**Your assignment:** Go through the lines below and copy any that hold the string "JSON".

**Source data:**

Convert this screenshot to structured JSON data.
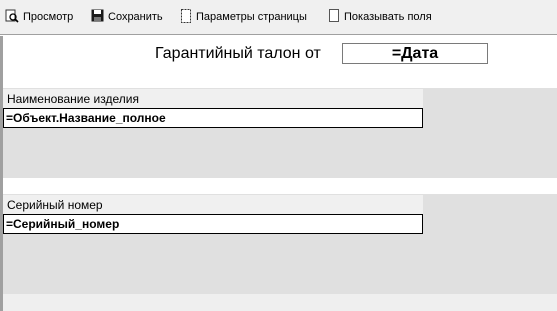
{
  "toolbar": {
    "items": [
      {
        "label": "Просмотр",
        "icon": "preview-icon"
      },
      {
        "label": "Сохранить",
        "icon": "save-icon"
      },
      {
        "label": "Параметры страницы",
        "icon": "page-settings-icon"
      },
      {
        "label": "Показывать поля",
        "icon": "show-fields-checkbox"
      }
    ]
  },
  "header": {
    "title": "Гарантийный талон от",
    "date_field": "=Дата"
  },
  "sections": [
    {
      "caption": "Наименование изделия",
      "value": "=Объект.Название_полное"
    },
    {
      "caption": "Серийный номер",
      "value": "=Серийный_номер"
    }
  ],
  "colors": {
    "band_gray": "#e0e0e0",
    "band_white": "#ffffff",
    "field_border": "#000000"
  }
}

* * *

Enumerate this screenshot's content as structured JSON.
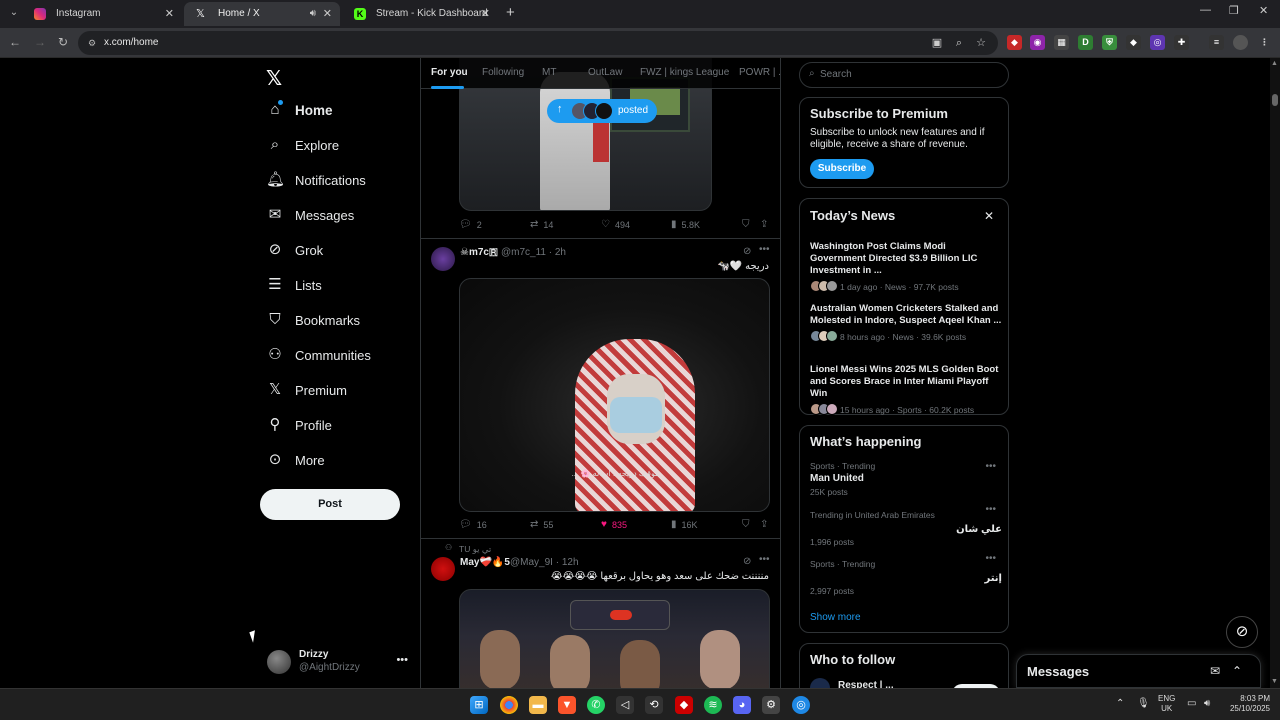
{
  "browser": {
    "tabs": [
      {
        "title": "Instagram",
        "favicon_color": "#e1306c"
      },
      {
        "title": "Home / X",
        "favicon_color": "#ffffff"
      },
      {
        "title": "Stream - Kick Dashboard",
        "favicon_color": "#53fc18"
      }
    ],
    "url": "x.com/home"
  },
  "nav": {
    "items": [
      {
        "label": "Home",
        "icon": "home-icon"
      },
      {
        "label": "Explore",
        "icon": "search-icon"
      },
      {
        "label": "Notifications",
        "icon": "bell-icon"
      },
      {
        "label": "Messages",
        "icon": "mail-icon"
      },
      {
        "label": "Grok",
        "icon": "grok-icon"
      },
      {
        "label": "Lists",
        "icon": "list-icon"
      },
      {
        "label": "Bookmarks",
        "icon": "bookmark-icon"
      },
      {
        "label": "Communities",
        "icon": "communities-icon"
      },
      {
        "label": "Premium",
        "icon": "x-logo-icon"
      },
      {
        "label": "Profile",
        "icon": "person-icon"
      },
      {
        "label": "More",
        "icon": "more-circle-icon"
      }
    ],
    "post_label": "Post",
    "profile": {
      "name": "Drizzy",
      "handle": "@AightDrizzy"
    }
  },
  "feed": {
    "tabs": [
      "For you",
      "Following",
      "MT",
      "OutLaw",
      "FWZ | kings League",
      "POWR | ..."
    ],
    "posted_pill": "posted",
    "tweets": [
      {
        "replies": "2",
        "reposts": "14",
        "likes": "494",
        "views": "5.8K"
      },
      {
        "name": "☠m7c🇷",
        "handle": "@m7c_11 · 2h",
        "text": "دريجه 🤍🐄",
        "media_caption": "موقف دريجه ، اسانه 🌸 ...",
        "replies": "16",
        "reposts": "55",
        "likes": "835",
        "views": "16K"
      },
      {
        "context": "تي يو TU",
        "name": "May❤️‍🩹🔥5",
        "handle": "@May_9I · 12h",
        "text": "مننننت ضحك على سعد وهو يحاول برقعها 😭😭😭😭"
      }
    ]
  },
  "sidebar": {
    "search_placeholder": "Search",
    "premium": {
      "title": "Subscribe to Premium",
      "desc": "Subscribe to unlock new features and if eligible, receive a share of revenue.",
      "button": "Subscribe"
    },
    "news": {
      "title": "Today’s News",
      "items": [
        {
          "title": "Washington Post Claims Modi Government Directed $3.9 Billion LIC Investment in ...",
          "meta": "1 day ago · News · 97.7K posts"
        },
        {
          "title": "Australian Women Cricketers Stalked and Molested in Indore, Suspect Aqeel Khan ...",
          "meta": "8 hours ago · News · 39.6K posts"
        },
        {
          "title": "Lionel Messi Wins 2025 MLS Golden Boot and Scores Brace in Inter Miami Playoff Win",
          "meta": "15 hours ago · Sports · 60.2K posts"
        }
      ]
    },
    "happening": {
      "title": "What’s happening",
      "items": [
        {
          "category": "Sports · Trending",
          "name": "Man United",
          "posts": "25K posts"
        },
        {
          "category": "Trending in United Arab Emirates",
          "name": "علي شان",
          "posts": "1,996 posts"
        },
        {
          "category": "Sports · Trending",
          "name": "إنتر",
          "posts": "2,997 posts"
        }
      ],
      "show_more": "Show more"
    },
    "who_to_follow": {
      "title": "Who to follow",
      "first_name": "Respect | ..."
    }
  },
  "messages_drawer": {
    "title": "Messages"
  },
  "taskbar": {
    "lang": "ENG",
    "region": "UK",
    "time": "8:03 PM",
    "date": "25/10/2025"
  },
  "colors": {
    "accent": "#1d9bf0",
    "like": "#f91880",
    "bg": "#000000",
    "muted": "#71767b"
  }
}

**Solution to the exercise:**
Convert this screenshot to structured JSON data.
Enumerate this screenshot's content as structured JSON.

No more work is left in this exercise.